== EXERCISE INPUTS ==
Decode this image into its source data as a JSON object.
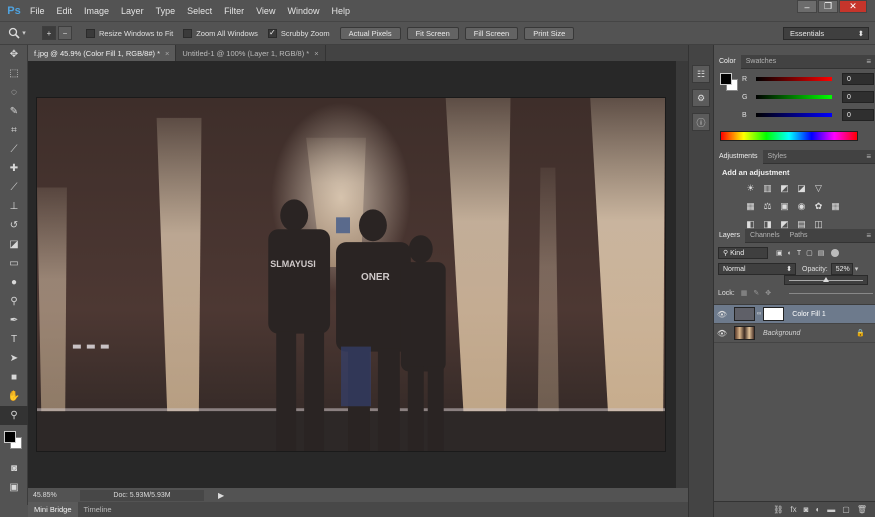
{
  "app": {
    "logo": "Ps"
  },
  "menu": [
    "File",
    "Edit",
    "Image",
    "Layer",
    "Type",
    "Select",
    "Filter",
    "View",
    "Window",
    "Help"
  ],
  "window_controls": {
    "minimize": "–",
    "restore": "❐",
    "close": "✕"
  },
  "options": {
    "resize_windows": "Resize Windows to Fit",
    "zoom_all": "Zoom All Windows",
    "scrubby": "Scrubby Zoom",
    "scrubby_checked": "✓",
    "actual_pixels": "Actual Pixels",
    "fit_screen": "Fit Screen",
    "fill_screen": "Fill Screen",
    "print_size": "Print Size",
    "workspace": "Essentials"
  },
  "tabs": [
    {
      "label": "f.jpg @ 45.9% (Color Fill 1, RGB/8#) *",
      "close": "×"
    },
    {
      "label": "Untitled-1 @ 100% (Layer 1, RGB/8) *",
      "close": "×"
    }
  ],
  "status": {
    "zoom": "45.85%",
    "doc": "Doc: 5.93M/5.93M"
  },
  "bottom_tabs": [
    "Mini Bridge",
    "Timeline"
  ],
  "photo_text": {
    "jersey1": "SLMAYUSI",
    "jersey2": "ONER"
  },
  "color_panel": {
    "tabs": [
      "Color",
      "Swatches"
    ],
    "r_label": "R",
    "r_value": "0",
    "g_label": "G",
    "g_value": "0",
    "b_label": "B",
    "b_value": "0"
  },
  "adjustments_panel": {
    "tabs": [
      "Adjustments",
      "Styles"
    ],
    "title": "Add an adjustment"
  },
  "layers_panel": {
    "tabs": [
      "Layers",
      "Channels",
      "Paths"
    ],
    "kind": "Kind",
    "blend_mode": "Normal",
    "opacity_label": "Opacity:",
    "opacity_value": "52%",
    "lock_label": "Lock:",
    "layers": [
      {
        "name": "Color Fill 1",
        "selected": true
      },
      {
        "name": "Background",
        "selected": false
      }
    ]
  }
}
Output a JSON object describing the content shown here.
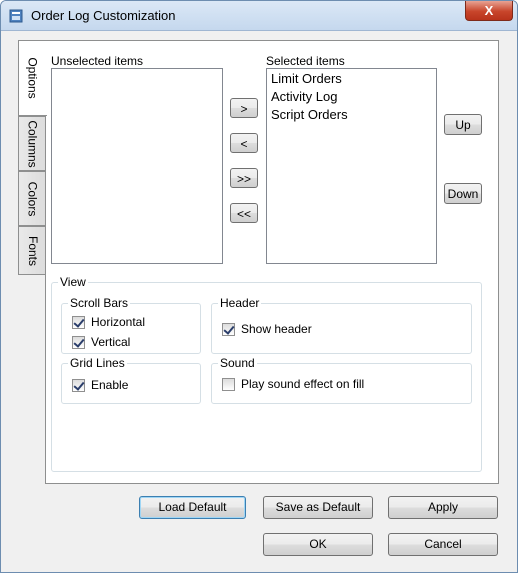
{
  "window": {
    "title": "Order Log Customization",
    "close_glyph": "X"
  },
  "tabs": [
    {
      "label": "Options",
      "active": true
    },
    {
      "label": "Columns",
      "active": false
    },
    {
      "label": "Colors",
      "active": false
    },
    {
      "label": "Fonts",
      "active": false
    }
  ],
  "options": {
    "unselected_label": "Unselected items",
    "unselected_items": [],
    "selected_label": "Selected items",
    "selected_items": [
      "Limit Orders",
      "Activity Log",
      "Script Orders"
    ],
    "move_buttons": {
      "add": ">",
      "remove": "<",
      "add_all": ">>",
      "remove_all": "<<"
    },
    "order_buttons": {
      "up": "Up",
      "down": "Down"
    },
    "view": {
      "title": "View",
      "scroll_bars": {
        "title": "Scroll Bars",
        "horizontal": {
          "label": "Horizontal",
          "checked": true
        },
        "vertical": {
          "label": "Vertical",
          "checked": true
        }
      },
      "header": {
        "title": "Header",
        "show_header": {
          "label": "Show header",
          "checked": true
        }
      },
      "grid_lines": {
        "title": "Grid Lines",
        "enable": {
          "label": "Enable",
          "checked": true
        }
      },
      "sound": {
        "title": "Sound",
        "play_sound": {
          "label": "Play sound effect on fill",
          "checked": false
        }
      }
    }
  },
  "footer": {
    "load_default": "Load Default",
    "save_as_default": "Save as Default",
    "apply": "Apply",
    "ok": "OK",
    "cancel": "Cancel"
  }
}
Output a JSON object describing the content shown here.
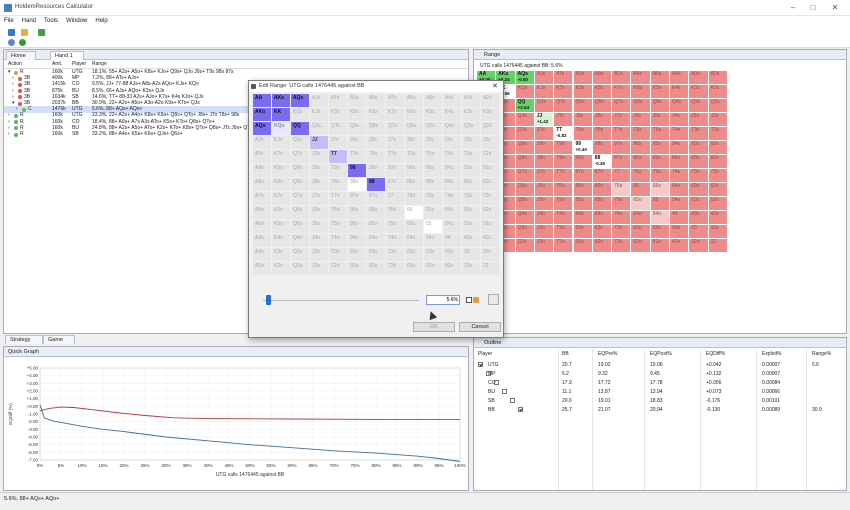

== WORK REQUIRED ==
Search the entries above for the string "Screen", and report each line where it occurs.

== SOLUTION BELOW ==
    "fit_screen": "Fit Screen",
    "fill_screen": "Fill Screen",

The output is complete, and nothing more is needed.